Dulwich Picture Gallery’s paintings Jacob de Gheyn III and Girl at a Window are undisputed works by Rembrandt that are often used as a standard by which to judge unsigned paintings from the same periods. Exhibited alongside will be A Young Man, perhaps the Artist’s Son Titus, previously doubted as a genuine Rembrandt due to its degraded condition, and Jacob’s Dream, once a much admired Rembrandt until the restoration process revealed the signature of Rembrandt’s last pupil Aert de Gelder. The display offers a unique insight into the often challenging practise of attributing Old Master works, drawing upon a curator’s knowledge of the artist’s style; surviving documentation relating to the work’s history; and analytical investigations that reveal the artist’s materials and techniques.
About Making Discoveries
In 2016, Dulwich Picture Gallery will launch a series of displays that delve deeper into four major artists in the Gallery’s collection: Van Dyck, Dou, Rubens and Rembrandt. Examining the lives and techniques of each artist, the series will celebrate the creative processes of these Dutch and Flemish masters. Each display will also draw connections with guest works from other institutions and private collections that have never been seen together before.
Making Discoveries is curated by Dulwich Picture Gallery’s Arturo and Holly Melosi Chief Curator Dr Xavier Bray, with support from Assistant Curator Helen Hillyard. Lenders include the National Portrait Gallery, Hauser & Wirth, the National Trust as well as a number of private lenders.
'The research for ‘Making Discoveries’ has been achieved through the new catalogue for the Dutch and Flemish collection at Dulwich Picture Gallery to be published in Autumn 2016. This will be the first comprehensive catalogue covering this part of the collection and will include over 220 paintings, detailing their provenance and historical significance.

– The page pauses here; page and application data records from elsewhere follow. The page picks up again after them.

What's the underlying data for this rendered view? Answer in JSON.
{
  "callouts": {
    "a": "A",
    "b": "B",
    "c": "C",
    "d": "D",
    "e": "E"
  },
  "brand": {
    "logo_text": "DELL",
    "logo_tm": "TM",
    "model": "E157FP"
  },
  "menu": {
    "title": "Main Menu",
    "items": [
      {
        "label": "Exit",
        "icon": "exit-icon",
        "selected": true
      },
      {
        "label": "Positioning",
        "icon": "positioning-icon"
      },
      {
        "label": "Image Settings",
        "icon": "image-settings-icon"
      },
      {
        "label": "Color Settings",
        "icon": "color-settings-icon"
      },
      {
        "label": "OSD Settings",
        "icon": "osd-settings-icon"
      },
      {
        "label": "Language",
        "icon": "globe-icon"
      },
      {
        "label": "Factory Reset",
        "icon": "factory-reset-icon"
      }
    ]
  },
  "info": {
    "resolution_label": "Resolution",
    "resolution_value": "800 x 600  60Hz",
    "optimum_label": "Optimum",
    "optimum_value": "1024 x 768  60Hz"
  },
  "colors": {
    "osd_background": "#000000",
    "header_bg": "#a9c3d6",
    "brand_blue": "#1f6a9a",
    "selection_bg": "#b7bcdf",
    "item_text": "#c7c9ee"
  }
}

Making Discoveries is supported by The Elizabeth Cayzer Charitable Trust and the Samuel H. Kress Foundation